A range of issues on the table at the Trump-Khan meeting
The statement also said the two leaders will talk about a wide number of issues ranging from defense and counterterrorism to trade and energy “with the goal of creating the conditions for a peaceful South Asia and an enduring partnership” between the two countries. The statement was issued hours after the U.S. State Department said the White House had not yet confirmed reports about the Trump-Khan meeting.
Gandhara reports that on Wednesday, Pakistan’s foreign office was scrambling to explain why the White House wasn’t publicly confirming their announcement of Khan’s planned visit to Washington. Khan had told a TV station in Pakistan earlier this week that he was planning to visit Washington this month but didn’t offer additional information about the trip.
Afghanistan may be the main focus
Although the White House statement suggests the Trump-Khan meeting will have multiple topics of conversation, Michael Kugelman of the Woodrow Wilson Center in Washington believes the agenda will have only a single issue: Afghanistan. He told multiple news outlets that the U.S.’s biggest priority in South Asia is securing peace with the Taliban, and the Trump administration sees Pakistan as a major part of that goal. He predicts that the Trump-Khan meeting will be part of Washington’s bigger push to convince Islamabad to pressure the Taliban to agree to a cease-fire.
Although Pakistani analysts aren’t expecting any major steps to be taken at the Trump-Khan meeting, they do expect improvements in Pakistan-US relations because both of them are “immensely strong” personalities who “abhor the status quo.”
Dunya News reports that Trump and Khan must also talk about the growing military tension between the U.S. and Iran because Pakistan shares a border with Iran. The news outlet believes a U.S. or Israeli assault on Iran will be severely detrimental to security in Pakistan and also the possibility for peace in Afghanistan.
Pakistan-US relations in focus
This will be the first time Trump has invited Khan to visit the U.S. as prime minister, and Islamabad is hoping to see improvements in Pakistan-US relations. Ties between the two nations have grown cold. Washington alleges that even though the U.S. has sent billions of dollars in financial aid to the South Asian country, Pakistan has been harboring militants who plan deadly attacks against troops in Afghanistan and against India. However, Islamabad denies the allegations.

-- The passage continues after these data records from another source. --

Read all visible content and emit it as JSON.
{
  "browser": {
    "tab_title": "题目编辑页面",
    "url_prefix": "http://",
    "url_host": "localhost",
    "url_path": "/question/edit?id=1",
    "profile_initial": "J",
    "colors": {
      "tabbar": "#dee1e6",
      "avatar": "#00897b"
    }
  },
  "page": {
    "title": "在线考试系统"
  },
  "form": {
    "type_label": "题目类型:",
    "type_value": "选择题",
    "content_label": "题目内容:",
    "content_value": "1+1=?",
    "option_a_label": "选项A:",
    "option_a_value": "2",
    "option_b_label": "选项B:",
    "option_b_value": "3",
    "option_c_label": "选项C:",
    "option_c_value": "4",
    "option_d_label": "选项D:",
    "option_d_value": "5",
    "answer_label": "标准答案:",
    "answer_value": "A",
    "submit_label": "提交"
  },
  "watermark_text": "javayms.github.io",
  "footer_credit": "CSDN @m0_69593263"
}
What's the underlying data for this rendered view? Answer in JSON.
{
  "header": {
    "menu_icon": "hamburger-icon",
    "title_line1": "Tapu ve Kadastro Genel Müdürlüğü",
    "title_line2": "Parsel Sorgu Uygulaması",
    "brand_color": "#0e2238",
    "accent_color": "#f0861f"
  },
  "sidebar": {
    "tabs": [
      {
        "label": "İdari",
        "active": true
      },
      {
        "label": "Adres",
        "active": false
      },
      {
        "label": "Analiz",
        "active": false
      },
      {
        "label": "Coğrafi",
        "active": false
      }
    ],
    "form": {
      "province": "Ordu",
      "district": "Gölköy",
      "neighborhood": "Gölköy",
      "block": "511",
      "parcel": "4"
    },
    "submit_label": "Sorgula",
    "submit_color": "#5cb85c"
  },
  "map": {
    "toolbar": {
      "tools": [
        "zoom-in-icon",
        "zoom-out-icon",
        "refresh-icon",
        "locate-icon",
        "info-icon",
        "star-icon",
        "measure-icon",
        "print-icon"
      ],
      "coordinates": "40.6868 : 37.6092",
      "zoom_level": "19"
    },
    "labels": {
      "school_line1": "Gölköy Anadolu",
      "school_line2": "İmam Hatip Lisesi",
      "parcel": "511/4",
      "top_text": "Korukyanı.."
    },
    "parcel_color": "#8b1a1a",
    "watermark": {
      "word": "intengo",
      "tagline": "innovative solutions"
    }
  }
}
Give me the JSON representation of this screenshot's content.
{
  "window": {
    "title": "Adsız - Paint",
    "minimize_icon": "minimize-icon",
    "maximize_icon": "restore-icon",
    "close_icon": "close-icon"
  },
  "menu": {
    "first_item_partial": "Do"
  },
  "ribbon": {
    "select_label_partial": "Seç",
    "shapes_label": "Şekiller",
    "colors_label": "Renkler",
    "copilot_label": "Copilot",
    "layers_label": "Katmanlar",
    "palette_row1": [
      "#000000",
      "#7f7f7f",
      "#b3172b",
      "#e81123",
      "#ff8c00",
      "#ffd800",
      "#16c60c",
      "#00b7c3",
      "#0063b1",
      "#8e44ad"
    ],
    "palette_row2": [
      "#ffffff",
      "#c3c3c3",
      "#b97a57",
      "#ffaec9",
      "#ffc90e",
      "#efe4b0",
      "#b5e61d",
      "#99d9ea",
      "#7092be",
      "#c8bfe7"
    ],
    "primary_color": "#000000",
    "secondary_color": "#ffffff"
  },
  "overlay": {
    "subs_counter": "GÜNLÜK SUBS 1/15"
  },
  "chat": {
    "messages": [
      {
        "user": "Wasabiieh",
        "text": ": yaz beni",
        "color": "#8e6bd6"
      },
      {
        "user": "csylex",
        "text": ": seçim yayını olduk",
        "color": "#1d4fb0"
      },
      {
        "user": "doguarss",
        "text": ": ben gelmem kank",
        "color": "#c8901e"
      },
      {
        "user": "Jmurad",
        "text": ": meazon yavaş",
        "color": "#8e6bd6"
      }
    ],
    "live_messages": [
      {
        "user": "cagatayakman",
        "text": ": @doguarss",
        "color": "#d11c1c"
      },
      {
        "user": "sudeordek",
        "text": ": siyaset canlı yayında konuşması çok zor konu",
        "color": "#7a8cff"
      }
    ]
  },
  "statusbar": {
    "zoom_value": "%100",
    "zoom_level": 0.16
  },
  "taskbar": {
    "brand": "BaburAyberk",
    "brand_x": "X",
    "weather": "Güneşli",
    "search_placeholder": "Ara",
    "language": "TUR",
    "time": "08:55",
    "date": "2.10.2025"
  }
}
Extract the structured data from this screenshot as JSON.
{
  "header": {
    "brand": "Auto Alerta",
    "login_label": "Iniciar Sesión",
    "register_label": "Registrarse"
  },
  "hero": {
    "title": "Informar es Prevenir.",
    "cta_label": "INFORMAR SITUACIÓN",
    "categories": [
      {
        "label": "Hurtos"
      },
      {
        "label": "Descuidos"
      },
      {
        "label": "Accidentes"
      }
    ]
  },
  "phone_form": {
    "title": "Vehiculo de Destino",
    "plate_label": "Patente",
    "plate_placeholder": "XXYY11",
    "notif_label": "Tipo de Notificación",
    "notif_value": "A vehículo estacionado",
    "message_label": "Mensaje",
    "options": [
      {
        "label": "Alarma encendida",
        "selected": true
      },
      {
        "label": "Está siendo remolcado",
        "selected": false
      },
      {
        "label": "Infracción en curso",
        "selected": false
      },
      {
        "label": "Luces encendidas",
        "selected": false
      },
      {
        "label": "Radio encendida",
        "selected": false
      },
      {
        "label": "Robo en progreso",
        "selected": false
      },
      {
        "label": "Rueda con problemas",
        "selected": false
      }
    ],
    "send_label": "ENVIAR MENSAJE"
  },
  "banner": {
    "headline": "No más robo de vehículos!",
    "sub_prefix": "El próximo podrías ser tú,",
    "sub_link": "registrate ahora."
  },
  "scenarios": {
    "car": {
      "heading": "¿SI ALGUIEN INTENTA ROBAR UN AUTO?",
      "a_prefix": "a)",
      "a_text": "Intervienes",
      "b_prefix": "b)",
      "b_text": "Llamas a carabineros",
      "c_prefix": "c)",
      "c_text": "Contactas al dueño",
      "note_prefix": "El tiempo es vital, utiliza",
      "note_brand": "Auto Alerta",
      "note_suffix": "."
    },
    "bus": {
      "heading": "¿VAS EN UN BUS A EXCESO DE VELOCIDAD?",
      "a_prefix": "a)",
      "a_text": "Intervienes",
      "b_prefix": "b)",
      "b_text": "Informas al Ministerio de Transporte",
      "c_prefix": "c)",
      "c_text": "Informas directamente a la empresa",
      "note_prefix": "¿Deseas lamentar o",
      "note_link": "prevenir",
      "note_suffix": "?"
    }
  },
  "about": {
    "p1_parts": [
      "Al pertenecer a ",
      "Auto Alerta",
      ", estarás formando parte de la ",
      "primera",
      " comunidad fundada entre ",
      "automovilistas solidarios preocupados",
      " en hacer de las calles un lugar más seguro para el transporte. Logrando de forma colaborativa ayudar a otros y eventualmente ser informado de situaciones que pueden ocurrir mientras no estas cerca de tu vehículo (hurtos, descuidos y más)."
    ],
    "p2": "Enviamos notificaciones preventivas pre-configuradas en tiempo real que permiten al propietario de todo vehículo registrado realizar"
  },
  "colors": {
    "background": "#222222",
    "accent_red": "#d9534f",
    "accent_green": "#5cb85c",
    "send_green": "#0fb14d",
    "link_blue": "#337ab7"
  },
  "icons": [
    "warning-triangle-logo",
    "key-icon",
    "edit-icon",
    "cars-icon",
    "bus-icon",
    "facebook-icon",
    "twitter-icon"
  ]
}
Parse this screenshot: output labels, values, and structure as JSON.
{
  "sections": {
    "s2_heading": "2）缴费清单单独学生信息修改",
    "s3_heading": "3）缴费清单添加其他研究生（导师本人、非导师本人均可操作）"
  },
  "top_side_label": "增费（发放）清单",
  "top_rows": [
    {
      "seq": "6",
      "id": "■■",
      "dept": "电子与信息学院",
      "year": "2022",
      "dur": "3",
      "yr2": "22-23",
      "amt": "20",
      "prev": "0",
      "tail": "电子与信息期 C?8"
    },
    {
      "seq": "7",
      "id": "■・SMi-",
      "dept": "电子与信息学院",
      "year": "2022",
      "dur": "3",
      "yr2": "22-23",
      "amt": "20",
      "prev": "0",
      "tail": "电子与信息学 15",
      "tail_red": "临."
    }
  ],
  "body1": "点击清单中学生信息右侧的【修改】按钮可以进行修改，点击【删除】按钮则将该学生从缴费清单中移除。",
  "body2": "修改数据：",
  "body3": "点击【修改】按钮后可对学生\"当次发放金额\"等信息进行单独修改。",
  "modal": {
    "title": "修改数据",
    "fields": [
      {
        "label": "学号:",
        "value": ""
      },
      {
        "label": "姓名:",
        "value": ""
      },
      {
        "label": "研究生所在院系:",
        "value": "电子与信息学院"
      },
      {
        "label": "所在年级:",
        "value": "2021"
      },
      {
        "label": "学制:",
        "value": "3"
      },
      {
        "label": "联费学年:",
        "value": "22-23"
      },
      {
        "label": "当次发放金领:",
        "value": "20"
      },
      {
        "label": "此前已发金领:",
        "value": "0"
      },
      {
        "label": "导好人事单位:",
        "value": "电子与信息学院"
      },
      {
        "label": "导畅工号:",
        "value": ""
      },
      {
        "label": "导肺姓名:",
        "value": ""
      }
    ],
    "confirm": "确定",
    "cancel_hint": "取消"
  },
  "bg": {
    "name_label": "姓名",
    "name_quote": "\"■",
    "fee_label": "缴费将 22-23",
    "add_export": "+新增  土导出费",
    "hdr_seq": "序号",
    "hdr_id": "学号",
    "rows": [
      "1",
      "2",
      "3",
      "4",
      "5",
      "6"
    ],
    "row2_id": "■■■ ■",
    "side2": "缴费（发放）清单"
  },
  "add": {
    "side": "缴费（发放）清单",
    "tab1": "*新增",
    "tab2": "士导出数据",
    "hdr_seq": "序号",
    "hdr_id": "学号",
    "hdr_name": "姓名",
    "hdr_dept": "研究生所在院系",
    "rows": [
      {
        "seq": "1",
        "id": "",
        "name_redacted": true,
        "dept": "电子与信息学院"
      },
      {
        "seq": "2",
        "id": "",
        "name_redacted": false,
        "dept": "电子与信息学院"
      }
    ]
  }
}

Voice of America (VOA) notes that the allegations have been a sore spot between Trump and Khan. The Pakistani prime minister entered into a Twitter dispute with the U.S. president over the issue, with Khan defending his nation’s “unmatched” sacrifices and successes in battling terrorism in the region.
Afghanistan has frequently played a role in the dialogue between the two nations. Mushahid Hussain, head of the foreign affairs committee for the Pakistani Senate, told Voice of America that improved Pakistan-US relations are required to promote peace in Afghanistan. He believes Trump now understands this, which is why he may be taking a friendlier approach toward Pakistan.